[Problem to work on]
What you return must match the listing below character for character, minus any pictures.

--------

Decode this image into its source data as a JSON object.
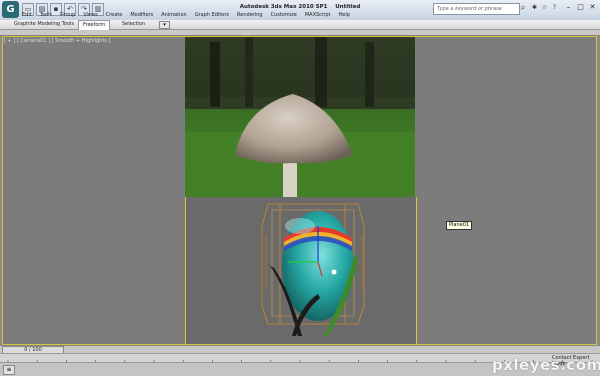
{
  "app": {
    "logo_letter": "G",
    "title": "Autodesk 3ds Max  2010 SP1",
    "document": "Untitled",
    "search_placeholder": "Type a keyword or phrase"
  },
  "menu": [
    "Edit",
    "Tools",
    "Group",
    "Views",
    "Create",
    "Modifiers",
    "Animation",
    "Graph Editors",
    "Rendering",
    "Customize",
    "MAXScript",
    "Help"
  ],
  "ribbon_tabs": [
    "Graphite Modeling Tools",
    "Freeform",
    "Selection"
  ],
  "viewport": {
    "label": "[ + ] [ Camera01 ] [ Smooth + Highlights ]",
    "tooltip": "Plane01"
  },
  "timeline": {
    "frame_readout": "0 / 100",
    "ruler_ticks": [
      "0",
      "5",
      "10",
      "15",
      "20",
      "25",
      "30",
      "35",
      "40",
      "45",
      "50",
      "55",
      "60",
      "65",
      "70",
      "75",
      "80",
      "85",
      "90",
      "95",
      "100"
    ]
  },
  "status": {
    "right_text": "Contact Expert Mode"
  },
  "watermark": "pxleyes.com",
  "colors": {
    "viewport_border": "#d9c33c",
    "egg": "#2aa8a8",
    "cage": "#d08a2a"
  }
}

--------

[Output below]
Decode this image into its source data as a JSON object.
{
  "app": {
    "logo_letter": "G",
    "title": "Autodesk 3ds Max  2010 SP1",
    "document": "Untitled",
    "search_placeholder": "Type a keyword or phrase"
  },
  "menu": [
    "Edit",
    "Tools",
    "Group",
    "Views",
    "Create",
    "Modifiers",
    "Animation",
    "Graph Editors",
    "Rendering",
    "Customize",
    "MAXScript",
    "Help"
  ],
  "ribbon_tabs": [
    "Graphite Modeling Tools",
    "Freeform",
    "Selection"
  ],
  "viewport": {
    "label": "[ + ] [ Camera01 ] [ Smooth + Highlights ]",
    "tooltip": "Plane01"
  },
  "timeline": {
    "frame_readout": "0 / 100",
    "ruler_ticks": [
      "0",
      "5",
      "10",
      "15",
      "20",
      "25",
      "30",
      "35",
      "40",
      "45",
      "50",
      "55",
      "60",
      "65",
      "70",
      "75",
      "80",
      "85",
      "90",
      "95",
      "100"
    ]
  },
  "status": {
    "right_text": "Contact Expert Mode"
  },
  "watermark": "pxleyes.com",
  "colors": {
    "viewport_border": "#d9c33c",
    "egg": "#2aa8a8",
    "cage": "#d08a2a"
  }
}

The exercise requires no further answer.